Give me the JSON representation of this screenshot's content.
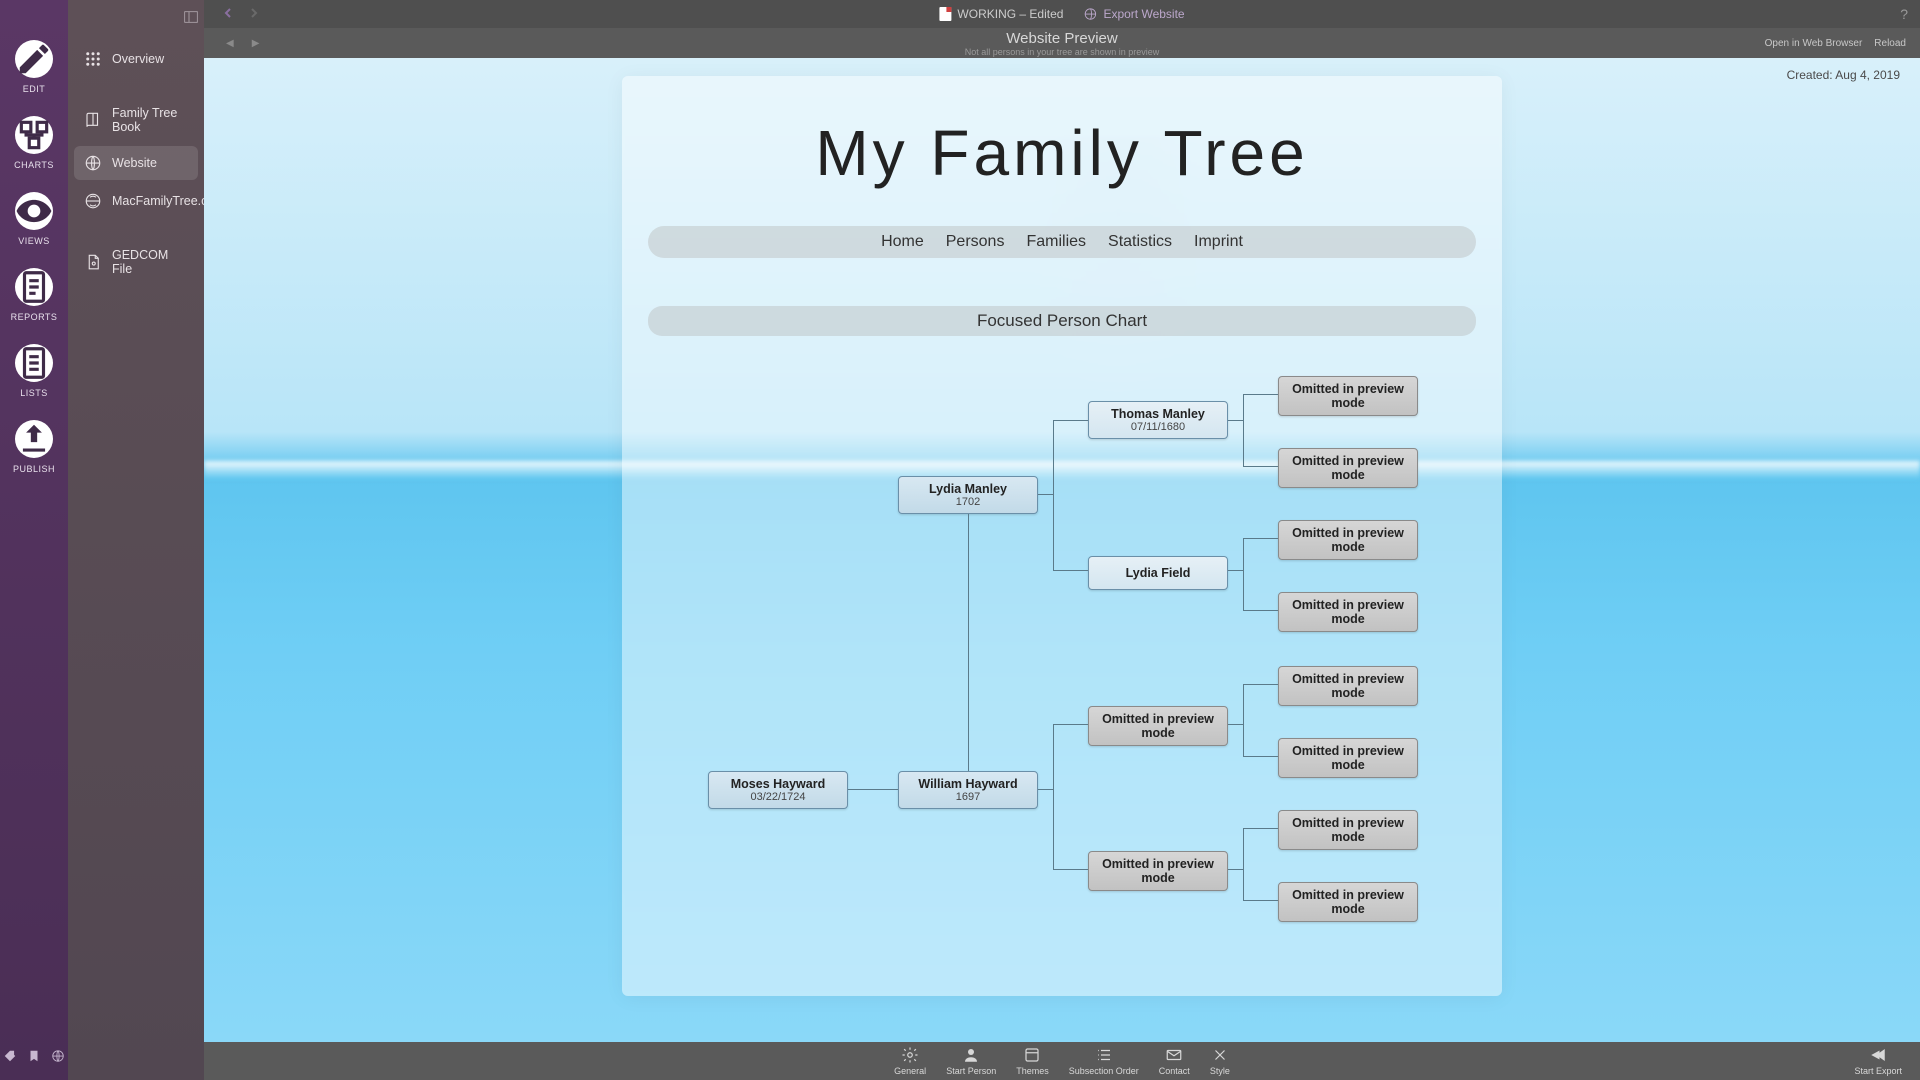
{
  "rail": {
    "items": [
      {
        "label": "EDIT"
      },
      {
        "label": "CHARTS"
      },
      {
        "label": "VIEWS"
      },
      {
        "label": "REPORTS"
      },
      {
        "label": "LISTS"
      },
      {
        "label": "PUBLISH"
      }
    ]
  },
  "side": {
    "items": [
      {
        "label": "Overview"
      },
      {
        "label": "Family Tree Book"
      },
      {
        "label": "Website"
      },
      {
        "label": "MacFamilyTree.com"
      },
      {
        "label": "GEDCOM File"
      }
    ]
  },
  "titlebar": {
    "doc": "WORKING – Edited",
    "export": "Export Website"
  },
  "subbar": {
    "title": "Website Preview",
    "note": "Not all persons in your tree are shown in preview",
    "open": "Open in Web Browser",
    "reload": "Reload"
  },
  "preview": {
    "created_prefix": "Created: ",
    "created_date": "Aug 4, 2019",
    "title": "My Family Tree",
    "nav": [
      "Home",
      "Persons",
      "Families",
      "Statistics",
      "Imprint"
    ],
    "section": "Focused Person Chart",
    "omitted": "Omitted in preview mode",
    "persons": {
      "moses": {
        "name": "Moses Hayward",
        "date": "03/22/1724"
      },
      "william": {
        "name": "William Hayward",
        "date": "1697"
      },
      "lydia_m": {
        "name": "Lydia Manley",
        "date": "1702"
      },
      "thomas": {
        "name": "Thomas Manley",
        "date": "07/11/1680"
      },
      "lydia_f": {
        "name": "Lydia Field"
      }
    }
  },
  "bottom": {
    "items": [
      "General",
      "Start Person",
      "Themes",
      "Subsection Order",
      "Contact",
      "Style"
    ],
    "export": "Start Export"
  }
}
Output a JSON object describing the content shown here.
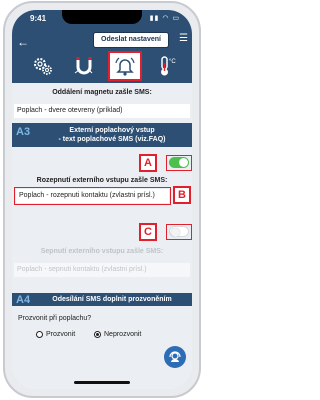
{
  "statusbar": {
    "time": "9:41",
    "icons": "▮▮ ◠ ▭"
  },
  "toolbar": {
    "back_label": "←",
    "send_label": "Odeslat nastavení",
    "menu_label": "☰"
  },
  "tabs": [
    {
      "name": "settings",
      "icon": "gears-icon"
    },
    {
      "name": "magnet",
      "icon": "magnet-icon"
    },
    {
      "name": "alarm",
      "icon": "bell-icon",
      "active": true
    },
    {
      "name": "temperature",
      "icon": "thermometer-icon"
    }
  ],
  "magnet": {
    "label": "Oddálení magnetu zašle SMS:",
    "value": "Poplach - dvere otevreny (príklad)"
  },
  "sectionA3": {
    "num": "A3",
    "title_line1": "Externí poplachový vstup",
    "title_line2": "- text poplachové SMS (viz.FAQ)"
  },
  "toggle_a": {
    "marker": "A",
    "state": "on",
    "color": "#4cc04c"
  },
  "rozepnuti": {
    "label": "Rozepnutí externího vstupu zašle SMS:",
    "value": "Poplach - rozepnuti kontaktu (zvlastni prísl.)",
    "marker": "B"
  },
  "toggle_c": {
    "marker": "C",
    "state": "off"
  },
  "sepnuti": {
    "label": "Sepnutí externího vstupu zašle SMS:",
    "value": "Poplach - sepnuti kontaktu (zvlastni prísl.)"
  },
  "sectionA4": {
    "num": "A4",
    "title": "Odesílání SMS doplnit prozvoněním"
  },
  "prozvonit": {
    "question": "Prozvonit při poplachu?",
    "options": [
      {
        "label": "Prozvonit",
        "selected": false
      },
      {
        "label": "Neprozvonit",
        "selected": true
      }
    ]
  },
  "colors": {
    "header": "#2d4f73",
    "accent": "#e0202c",
    "toggle_on": "#4cc04c",
    "fab": "#2d6db6"
  }
}
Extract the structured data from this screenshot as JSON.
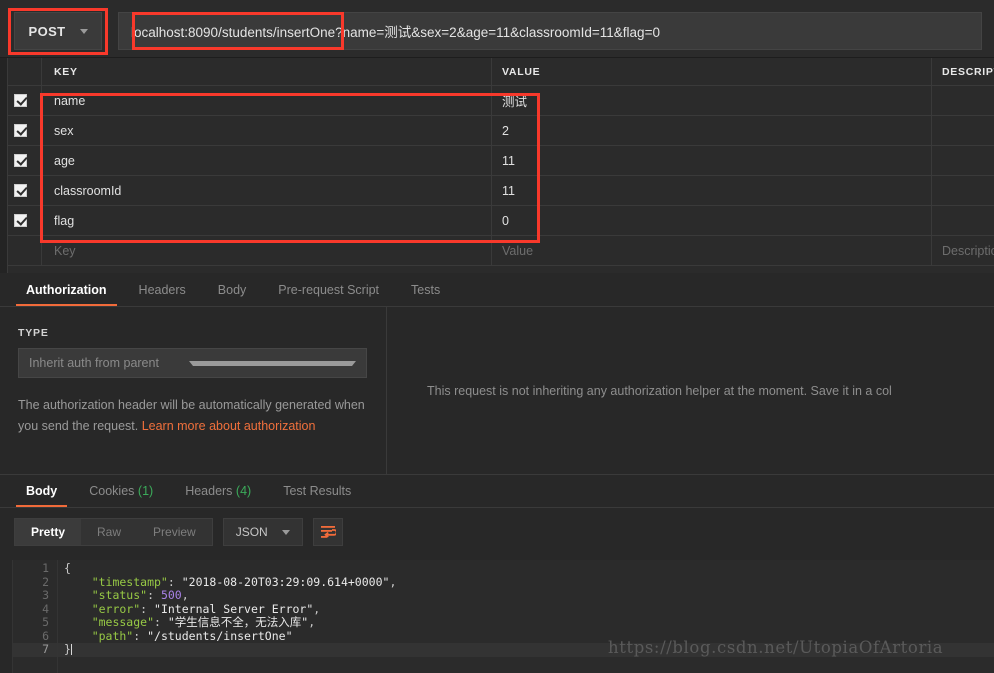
{
  "request": {
    "method": "POST",
    "url": "localhost:8090/students/insertOne?name=测试&sex=2&age=11&classroomId=11&flag=0"
  },
  "params_table": {
    "headers": {
      "key": "KEY",
      "value": "VALUE",
      "description": "DESCRIPTION"
    },
    "rows": [
      {
        "checked": true,
        "key": "name",
        "value": "测试",
        "description": ""
      },
      {
        "checked": true,
        "key": "sex",
        "value": "2",
        "description": ""
      },
      {
        "checked": true,
        "key": "age",
        "value": "11",
        "description": ""
      },
      {
        "checked": true,
        "key": "classroomId",
        "value": "11",
        "description": ""
      },
      {
        "checked": true,
        "key": "flag",
        "value": "0",
        "description": ""
      }
    ],
    "placeholders": {
      "key": "Key",
      "value": "Value",
      "description": "Description"
    }
  },
  "request_tabs": [
    {
      "label": "Authorization",
      "active": true
    },
    {
      "label": "Headers",
      "active": false
    },
    {
      "label": "Body",
      "active": false
    },
    {
      "label": "Pre-request Script",
      "active": false
    },
    {
      "label": "Tests",
      "active": false
    }
  ],
  "auth": {
    "type_label": "TYPE",
    "selected_type": "Inherit auth from parent",
    "note_text": "The authorization header will be automatically generated when you send the request. ",
    "note_link": "Learn more about authorization",
    "right_message": "This request is not inheriting any authorization helper at the moment. Save it in a col"
  },
  "response_tabs": [
    {
      "label": "Body",
      "count": "",
      "active": true
    },
    {
      "label": "Cookies",
      "count": "(1)",
      "active": false
    },
    {
      "label": "Headers",
      "count": "(4)",
      "active": false
    },
    {
      "label": "Test Results",
      "count": "",
      "active": false
    }
  ],
  "format_bar": {
    "modes": [
      {
        "label": "Pretty",
        "active": true
      },
      {
        "label": "Raw",
        "active": false
      },
      {
        "label": "Preview",
        "active": false
      }
    ],
    "language": "JSON",
    "wrap_icon": "word-wrap-icon"
  },
  "response_body": {
    "line_numbers": [
      "1",
      "2",
      "3",
      "4",
      "5",
      "6",
      "7"
    ],
    "active_line": 7,
    "lines": [
      {
        "n": 1,
        "tokens": [
          {
            "t": "pun",
            "v": "{"
          }
        ]
      },
      {
        "n": 2,
        "tokens": [
          {
            "t": "key",
            "v": "    \"timestamp\""
          },
          {
            "t": "pun",
            "v": ": "
          },
          {
            "t": "str",
            "v": "\"2018-08-20T03:29:09.614+0000\""
          },
          {
            "t": "pun",
            "v": ","
          }
        ]
      },
      {
        "n": 3,
        "tokens": [
          {
            "t": "key",
            "v": "    \"status\""
          },
          {
            "t": "pun",
            "v": ": "
          },
          {
            "t": "num",
            "v": "500"
          },
          {
            "t": "pun",
            "v": ","
          }
        ]
      },
      {
        "n": 4,
        "tokens": [
          {
            "t": "key",
            "v": "    \"error\""
          },
          {
            "t": "pun",
            "v": ": "
          },
          {
            "t": "str",
            "v": "\"Internal Server Error\""
          },
          {
            "t": "pun",
            "v": ","
          }
        ]
      },
      {
        "n": 5,
        "tokens": [
          {
            "t": "key",
            "v": "    \"message\""
          },
          {
            "t": "pun",
            "v": ": "
          },
          {
            "t": "str",
            "v": "\"学生信息不全，无法入库\""
          },
          {
            "t": "pun",
            "v": ","
          }
        ]
      },
      {
        "n": 6,
        "tokens": [
          {
            "t": "key",
            "v": "    \"path\""
          },
          {
            "t": "pun",
            "v": ": "
          },
          {
            "t": "str",
            "v": "\"/students/insertOne\""
          }
        ]
      },
      {
        "n": 7,
        "tokens": [
          {
            "t": "pun",
            "v": "}"
          }
        ]
      }
    ]
  },
  "watermark": "https://blog.csdn.net/UtopiaOfArtoria",
  "colors": {
    "accent_orange": "#f26b3a",
    "annotation_red": "#f8392b",
    "json_key_green": "#97c945",
    "json_number_purple": "#a982e8",
    "tab_count_green": "#3bab5a",
    "background": "#282828"
  }
}
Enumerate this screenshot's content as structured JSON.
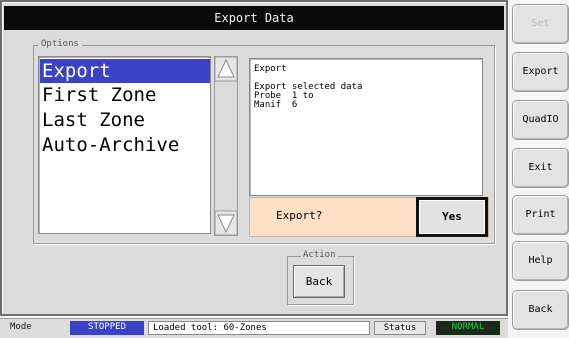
{
  "window": {
    "title": "Export Data"
  },
  "options": {
    "legend": "Options",
    "items": [
      {
        "label": "Export",
        "selected": true
      },
      {
        "label": "First Zone",
        "selected": false
      },
      {
        "label": "Last Zone",
        "selected": false
      },
      {
        "label": "Auto-Archive",
        "selected": false
      }
    ]
  },
  "info": {
    "text": "Export\n\nExport selected data\nProbe  1 to\nManif  6"
  },
  "confirm": {
    "prompt": "Export?",
    "yes_label": "Yes"
  },
  "action": {
    "legend": "Action",
    "back_label": "Back"
  },
  "sidebar": {
    "buttons": [
      {
        "label": "Set",
        "enabled": false
      },
      {
        "label": "Export",
        "enabled": true
      },
      {
        "label": "QuadIO",
        "enabled": true
      },
      {
        "label": "Exit",
        "enabled": true
      },
      {
        "label": "Print",
        "enabled": true
      },
      {
        "label": "Help",
        "enabled": true
      },
      {
        "label": "Back",
        "enabled": true
      }
    ]
  },
  "statusbar": {
    "mode_label": "Mode",
    "mode_value": "STOPPED",
    "tool_text": "Loaded tool: 60-Zones",
    "status_label": "Status",
    "status_value": "NORMAL"
  },
  "colors": {
    "selection": "#3a43c6",
    "title_bar": "#0a0a0a",
    "confirm_bg": "#fde0c6",
    "status_ok": "#2bd13b"
  }
}
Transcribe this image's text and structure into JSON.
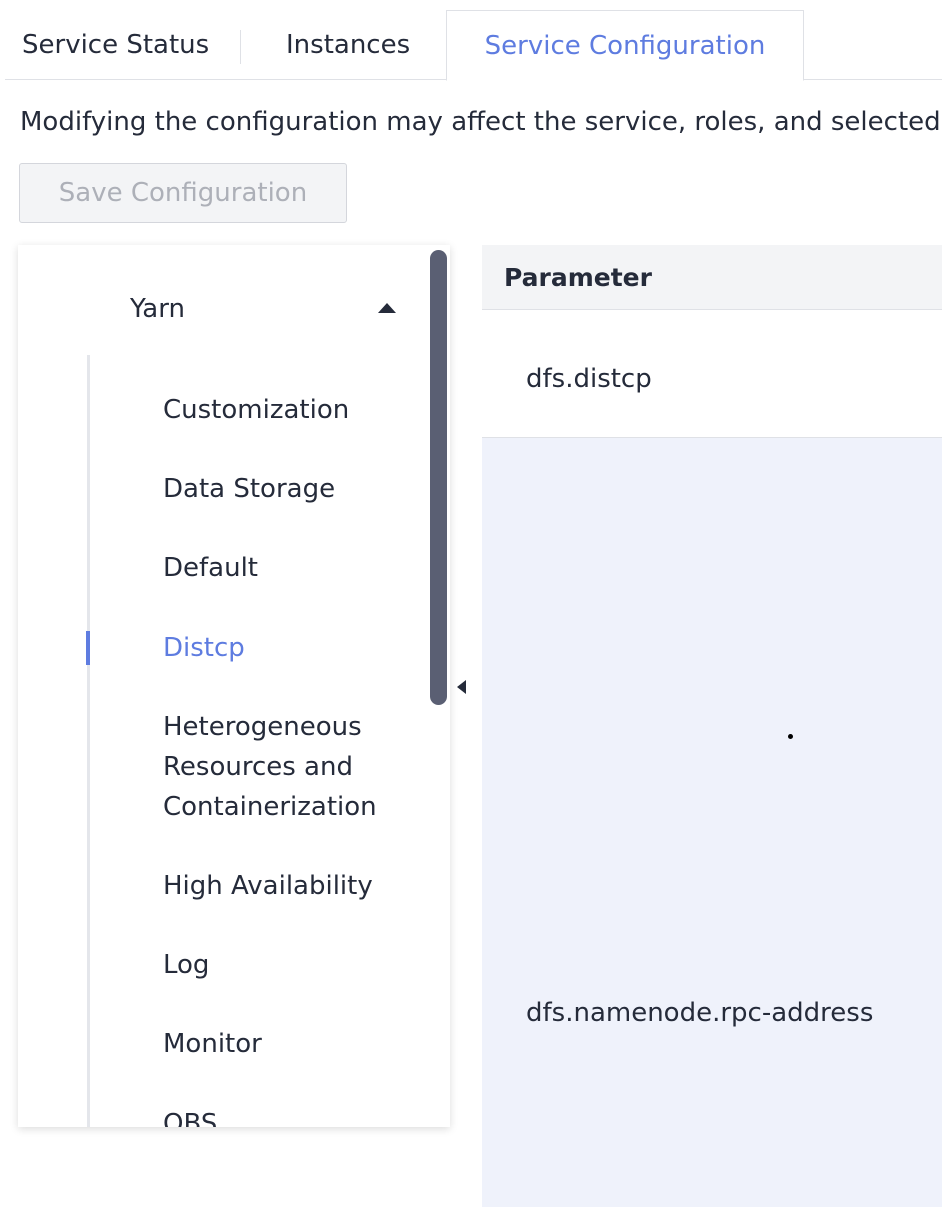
{
  "tabs": [
    {
      "label": "Service Status",
      "active": false
    },
    {
      "label": "Instances",
      "active": false
    },
    {
      "label": "Service Configuration",
      "active": true
    }
  ],
  "notice": "Modifying the configuration may affect the service, roles, and selected host",
  "toolbar": {
    "save_label": "Save Configuration",
    "save_disabled": true
  },
  "tree": {
    "root_label": "Yarn",
    "expanded": true,
    "items": [
      {
        "label": "Customization",
        "active": false
      },
      {
        "label": "Data Storage",
        "active": false
      },
      {
        "label": "Default",
        "active": false
      },
      {
        "label": "Distcp",
        "active": true
      },
      {
        "label": "Heterogeneous Resources and Containerization",
        "active": false
      },
      {
        "label": "High Availability",
        "active": false
      },
      {
        "label": "Log",
        "active": false
      },
      {
        "label": "Monitor",
        "active": false
      },
      {
        "label": "OBS",
        "active": false
      }
    ]
  },
  "table": {
    "columns": [
      "Parameter"
    ],
    "rows": [
      {
        "parameter": "dfs.distcp"
      },
      {
        "parameter": "dfs.namenode.rpc-address"
      }
    ]
  },
  "colors": {
    "accent": "#5e7ce0",
    "text": "#252b3a",
    "border": "#dfe1e6",
    "disabled_bg": "#f3f4f6",
    "disabled_text": "#adb0b8",
    "highlight_row": "#eff2fb",
    "scrollbar": "#5a5f73"
  },
  "icons": {
    "tree_caret": "caret-up-icon",
    "collapse": "caret-left-icon"
  }
}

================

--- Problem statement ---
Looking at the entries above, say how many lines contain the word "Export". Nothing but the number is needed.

--- Expected answer ---
7